Black and Blue Cohosh Forest

Sandy loam, a substance created by the breakdown of minerals (rock) mixed with the breakdown of carbon (tree or grass detritus). Sandy loam is what we all want, because it is the best all around substrate for growing the plants we love the most: GoldensealGinsengBlack and Blue CohoshWild YamTwinleafBloodroot, Stonerooot, Mayapple — the entire interconnected clan of powerfully medicinal shade-loving forest roots. My book “Growing At-Risk” gives a chapter on each of these (and other) herbs of the hardwood forest biome. Let’s look a bit deeper into what can be done to bring these entities down home and help them prosper!

Survey the growing area. It may be a woodland with trees, brush and diverse broadleaf species already intact. If this is the case, identify areas overgrown by weedy species or heavily shaded by dead wood or thin-able trees. Such areas have often been left undisturbed for some time, and the soil may be rich and undisturbed. Clear away dead wood and crowded trees, giving access to the forest floor and providing more light to the growing beds. Forest roots like dappled shade, where sunlight moves across the moist and humus-laden soil in amorphous patches.

After all, even shade-loving herbs eat light! Remove existing weedy species and push your spade into the ground. If you have at least 6 inches of good dirt, then it’s a go. Pull the existing mulch away from the planting bed, which should be at

Mayapple Forest

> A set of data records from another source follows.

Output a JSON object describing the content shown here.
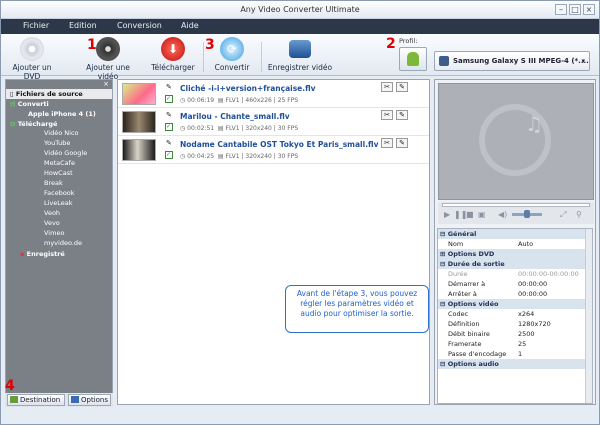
{
  "window": {
    "title": "Any Video Converter Ultimate"
  },
  "menu": [
    "Fichier",
    "Edition",
    "Conversion",
    "Aide"
  ],
  "toolbar": {
    "add_dvd": "Ajouter un DVD",
    "add_video": "Ajouter une vidéo",
    "download": "Télécharger",
    "convert": "Convertir",
    "record": "Enregistrer vidéo",
    "profile_label": "Profil:",
    "profile_value": "Samsung Galaxy S III MPEG-4 (*...."
  },
  "steps": {
    "s1": "1",
    "s2": "2",
    "s3": "3",
    "s4": "4"
  },
  "sidebar": {
    "root": "Fichiers de source",
    "converted": "Converti",
    "converted_child": "Apple iPhone 4 (1)",
    "downloaded": "Téléchargé",
    "sites": [
      "Vidéo Nico",
      "YouTube",
      "Vidéo Google",
      "MetaCafe",
      "HowCast",
      "Break",
      "Facebook",
      "LiveLeak",
      "Veoh",
      "Vevo",
      "Vimeo",
      "myvideo.de"
    ],
    "recorded": "Enregistré",
    "destination": "Destination",
    "options": "Options"
  },
  "files": [
    {
      "name": "Cliché -i-i+version+française.flv",
      "duration": "00:06:19",
      "codec": "FLV1",
      "res": "460x226",
      "fps": "25 FPS"
    },
    {
      "name": "Marilou - Chante_small.flv",
      "duration": "00:02:51",
      "codec": "FLV1",
      "res": "320x240",
      "fps": "30 FPS"
    },
    {
      "name": "Nodame Cantabile OST Tokyo Et Paris_small.flv",
      "duration": "00:04:25",
      "codec": "FLV1",
      "res": "320x240",
      "fps": "30 FPS"
    }
  ],
  "props": {
    "general": "Général",
    "name_k": "Nom",
    "name_v": "Auto",
    "dvd": "Options DVD",
    "duration": "Durée de sortie",
    "dur_k": "Durée",
    "dur_v": "00:00:00-00:00:00",
    "start_k": "Démarrer à",
    "start_v": "00:00:00",
    "stop_k": "Arrêter à",
    "stop_v": "00:00:00",
    "video": "Options vidéo",
    "codec_k": "Codec",
    "codec_v": "x264",
    "res_k": "Définition",
    "res_v": "1280x720",
    "bitrate_k": "Débit binaire",
    "bitrate_v": "2500",
    "fps_k": "Framerate",
    "fps_v": "25",
    "pass_k": "Passe d'encodage",
    "pass_v": "1",
    "audio": "Options audio"
  },
  "callout": "Avant de l'étape 3, vous pouvez régler les paramètres vidéo et audio pour optimiser la sortie.",
  "colors": {
    "menubar": "#2c3849",
    "step": "#e00000",
    "callout": "#2060d0",
    "sidebar": "#7b7f86"
  }
}
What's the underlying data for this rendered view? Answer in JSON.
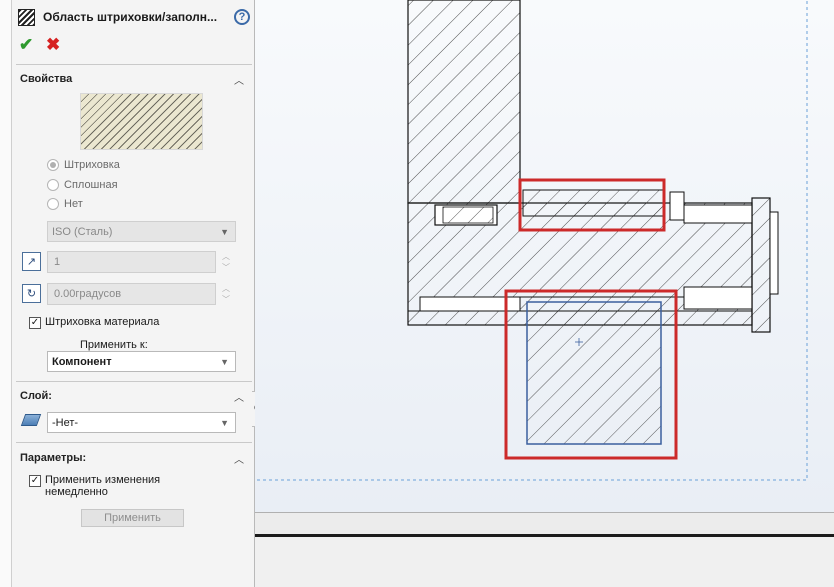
{
  "property_manager": {
    "title": "Область штриховки/заполн...",
    "title_icon": "hatch-fill-icon",
    "help_label": "?",
    "ok_label": "✔",
    "cancel_label": "✖",
    "properties": {
      "heading": "Свойства",
      "radios": [
        {
          "label": "Штриховка",
          "selected": true
        },
        {
          "label": "Сплошная",
          "selected": false
        },
        {
          "label": "Нет",
          "selected": false
        }
      ],
      "pattern_select": "ISO (Сталь)",
      "scale_value": "1",
      "angle_value": "0.00градусов",
      "material_hatch_label": "Штриховка материала",
      "material_hatch_checked": true,
      "apply_to_label": "Применить к:",
      "apply_to_value": "Компонент"
    },
    "layer": {
      "heading": "Слой:",
      "value": "-Нет-"
    },
    "parameters": {
      "heading": "Параметры:",
      "apply_immediately_label_line1": "Применить изменения",
      "apply_immediately_label_line2": "немедленно",
      "apply_immediately_checked": true,
      "apply_button": "Применить"
    }
  },
  "colors": {
    "highlight": "#cc2a2a",
    "ok": "#2e9a2e",
    "cancel": "#d62020",
    "selection": "#3b5f9e"
  }
}
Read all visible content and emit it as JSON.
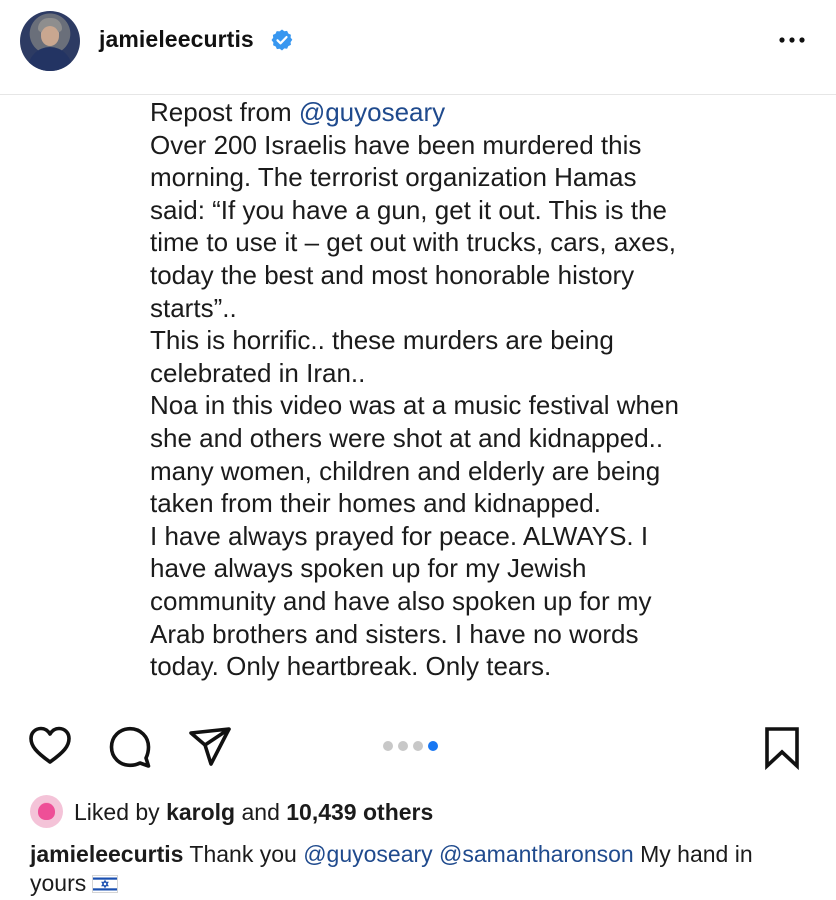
{
  "header": {
    "username": "jamieleecurtis",
    "verified_icon": "verified-badge-icon",
    "more_icon": "more-options-icon",
    "accent_color": "#3897f0"
  },
  "post": {
    "lines": [
      {
        "prefix": "Repost from ",
        "mention": "@guyoseary",
        "suffix": ""
      },
      {
        "prefix": "Over 200 Israelis have been murdered this",
        "mention": "",
        "suffix": ""
      },
      {
        "prefix": "morning. The terrorist organization Hamas",
        "mention": "",
        "suffix": ""
      },
      {
        "prefix": "said: “If you have a gun, get it out. This is the",
        "mention": "",
        "suffix": ""
      },
      {
        "prefix": "time to use it – get out with trucks, cars, axes,",
        "mention": "",
        "suffix": ""
      },
      {
        "prefix": "today the best and most honorable history",
        "mention": "",
        "suffix": ""
      },
      {
        "prefix": "starts”..",
        "mention": "",
        "suffix": ""
      },
      {
        "prefix": "This is horrific.. these murders are being",
        "mention": "",
        "suffix": ""
      },
      {
        "prefix": "celebrated in Iran..",
        "mention": "",
        "suffix": ""
      },
      {
        "prefix": "Noa in this video was at a music festival when",
        "mention": "",
        "suffix": ""
      },
      {
        "prefix": "she and others were shot at and kidnapped..",
        "mention": "",
        "suffix": ""
      },
      {
        "prefix": "many women, children and elderly are being",
        "mention": "",
        "suffix": ""
      },
      {
        "prefix": "taken from their homes and kidnapped.",
        "mention": "",
        "suffix": ""
      },
      {
        "prefix": "I have always prayed for peace. ALWAYS. I",
        "mention": "",
        "suffix": ""
      },
      {
        "prefix": "have always spoken up for my Jewish",
        "mention": "",
        "suffix": ""
      },
      {
        "prefix": "community and have also spoken up for my",
        "mention": "",
        "suffix": ""
      },
      {
        "prefix": "Arab brothers and sisters. I have no words",
        "mention": "",
        "suffix": ""
      },
      {
        "prefix": "today. Only heartbreak. Only tears.",
        "mention": "",
        "suffix": ""
      }
    ]
  },
  "actions": {
    "like_icon": "heart-icon",
    "comment_icon": "comment-icon",
    "share_icon": "share-icon",
    "save_icon": "bookmark-icon"
  },
  "carousel": {
    "total": 4,
    "active_index": 3,
    "active_color": "#1877f2"
  },
  "likes": {
    "prefix": "Liked by ",
    "user": "karolg",
    "middle": " and ",
    "count": "10,439 others"
  },
  "caption": {
    "username": "jamieleecurtis",
    "text_1": " Thank you ",
    "mention_1": "@guyoseary",
    "space": " ",
    "mention_2": "@samantharonson",
    "text_2": " My hand in yours",
    "flag_icon": "israel-flag-icon"
  }
}
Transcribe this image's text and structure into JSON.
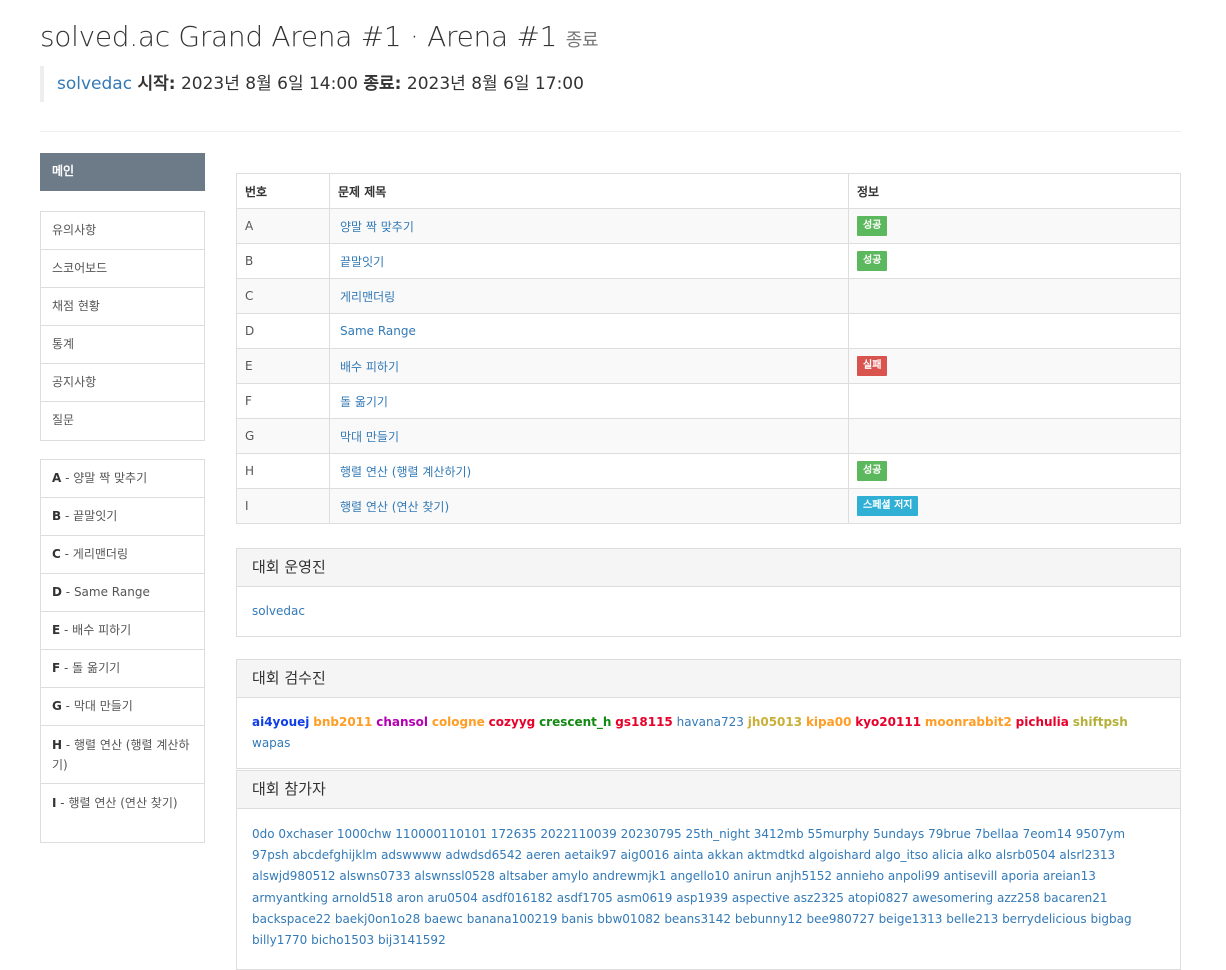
{
  "header": {
    "title": "solved.ac Grand Arena #1 · Arena #1",
    "status": "종료",
    "owner": "solvedac",
    "start_label": "시작:",
    "start_value": "2023년 8월 6일 14:00",
    "end_label": "종료:",
    "end_value": "2023년 8월 6일 17:00"
  },
  "sidebar": {
    "main_label": "메인",
    "menu": [
      "유의사항",
      "스코어보드",
      "채점 현황",
      "통계",
      "공지사항",
      "질문"
    ],
    "problems": [
      {
        "id": "A",
        "title": "양말 짝 맞추기"
      },
      {
        "id": "B",
        "title": "끝말잇기"
      },
      {
        "id": "C",
        "title": "게리맨더링"
      },
      {
        "id": "D",
        "title": "Same Range"
      },
      {
        "id": "E",
        "title": "배수 피하기"
      },
      {
        "id": "F",
        "title": "돌 옮기기"
      },
      {
        "id": "G",
        "title": "막대 만들기"
      },
      {
        "id": "H",
        "title": "행렬 연산 (행렬 계산하기)"
      },
      {
        "id": "I",
        "title": "행렬 연산 (연산 찾기)"
      }
    ]
  },
  "problem_table": {
    "headers": [
      "번호",
      "문제 제목",
      "정보"
    ],
    "rows": [
      {
        "id": "A",
        "title": "양말 짝 맞추기",
        "badge": "성공",
        "badge_color": "#5cb85c"
      },
      {
        "id": "B",
        "title": "끝말잇기",
        "badge": "성공",
        "badge_color": "#5cb85c"
      },
      {
        "id": "C",
        "title": "게리맨더링",
        "badge": "",
        "badge_color": ""
      },
      {
        "id": "D",
        "title": "Same Range",
        "badge": "",
        "badge_color": ""
      },
      {
        "id": "E",
        "title": "배수 피하기",
        "badge": "실패",
        "badge_color": "#d9534f"
      },
      {
        "id": "F",
        "title": "돌 옮기기",
        "badge": "",
        "badge_color": ""
      },
      {
        "id": "G",
        "title": "막대 만들기",
        "badge": "",
        "badge_color": ""
      },
      {
        "id": "H",
        "title": "행렬 연산 (행렬 계산하기)",
        "badge": "성공",
        "badge_color": "#5cb85c"
      },
      {
        "id": "I",
        "title": "행렬 연산 (연산 찾기)",
        "badge": "스페셜 저지",
        "badge_color": "#31b0d5"
      }
    ]
  },
  "organizers": {
    "heading": "대회 운영진",
    "names": [
      "solvedac"
    ]
  },
  "reviewers": {
    "heading": "대회 검수진",
    "names": [
      {
        "name": "ai4youej",
        "color": "#0f3ee8",
        "bold": true
      },
      {
        "name": "bnb2011",
        "color": "#ff9d24",
        "bold": true
      },
      {
        "name": "chansol",
        "color": "#b300b3",
        "bold": true
      },
      {
        "name": "cologne",
        "color": "#ff9d24",
        "bold": true
      },
      {
        "name": "cozyyg",
        "color": "#e8002b",
        "bold": true
      },
      {
        "name": "crescent_h",
        "color": "#128a12",
        "bold": true
      },
      {
        "name": "gs18115",
        "color": "#e8002b",
        "bold": true
      },
      {
        "name": "havana723",
        "color": "#337ab7",
        "bold": false
      },
      {
        "name": "jh05013",
        "color": "#c9b037",
        "bold": true
      },
      {
        "name": "kipa00",
        "color": "#ff9d24",
        "bold": true
      },
      {
        "name": "kyo20111",
        "color": "#e8002b",
        "bold": true
      },
      {
        "name": "moonrabbit2",
        "color": "#ff9d24",
        "bold": true
      },
      {
        "name": "pichulia",
        "color": "#e8002b",
        "bold": true
      },
      {
        "name": "shiftpsh",
        "color": "#b5b03a",
        "bold": true
      },
      {
        "name": "wapas",
        "color": "#337ab7",
        "bold": false
      }
    ]
  },
  "participants": {
    "heading": "대회 참가자",
    "names": [
      "0do",
      "0xchaser",
      "1000chw",
      "110000110101",
      "172635",
      "2022110039",
      "20230795",
      "25th_night",
      "3412mb",
      "55murphy",
      "5undays",
      "79brue",
      "7bellaa",
      "7eom14",
      "9507ym",
      "97psh",
      "abcdefghijklm",
      "adswwww",
      "adwdsd6542",
      "aeren",
      "aetaik97",
      "aig0016",
      "ainta",
      "akkan",
      "aktmdtkd",
      "algoishard",
      "algo_itso",
      "alicia",
      "alko",
      "alsrb0504",
      "alsrl2313",
      "alswjd980512",
      "alswns0733",
      "alswnssl0528",
      "altsaber",
      "amylo",
      "andrewmjk1",
      "angello10",
      "anirun",
      "anjh5152",
      "annieho",
      "anpoli99",
      "antisevill",
      "aporia",
      "areian13",
      "armyantking",
      "arnold518",
      "aron",
      "aru0504",
      "asdf016182",
      "asdf1705",
      "asm0619",
      "asp1939",
      "aspective",
      "asz2325",
      "atopi0827",
      "awesomering",
      "azz258",
      "bacaren21",
      "backspace22",
      "baekj0on1o28",
      "baewc",
      "banana100219",
      "banis",
      "bbw01082",
      "beans3142",
      "bebunny12",
      "bee980727",
      "beige1313",
      "belle213",
      "berrydelicious",
      "bigbag",
      "billy1770",
      "bicho1503",
      "bij3141592"
    ]
  }
}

least 4 feet wide, arranged with a path to the side to guide forest creatures and humans away from the planting, not over the top of the sensitive plants. Pile the mulch in the path, and plant the dormant roots in the bed, then rake the mulch back over the top of the bed. Mark the bed with a heavy stake and a label giving the date and the species planted there. Metal tags may be used for this, so that they do not fade or disintegrate with time. You will be oh-so-happy that you marked your planting spot!

 

Read full article via Ricoh’s Blog: A Deeper Look at Forest Roots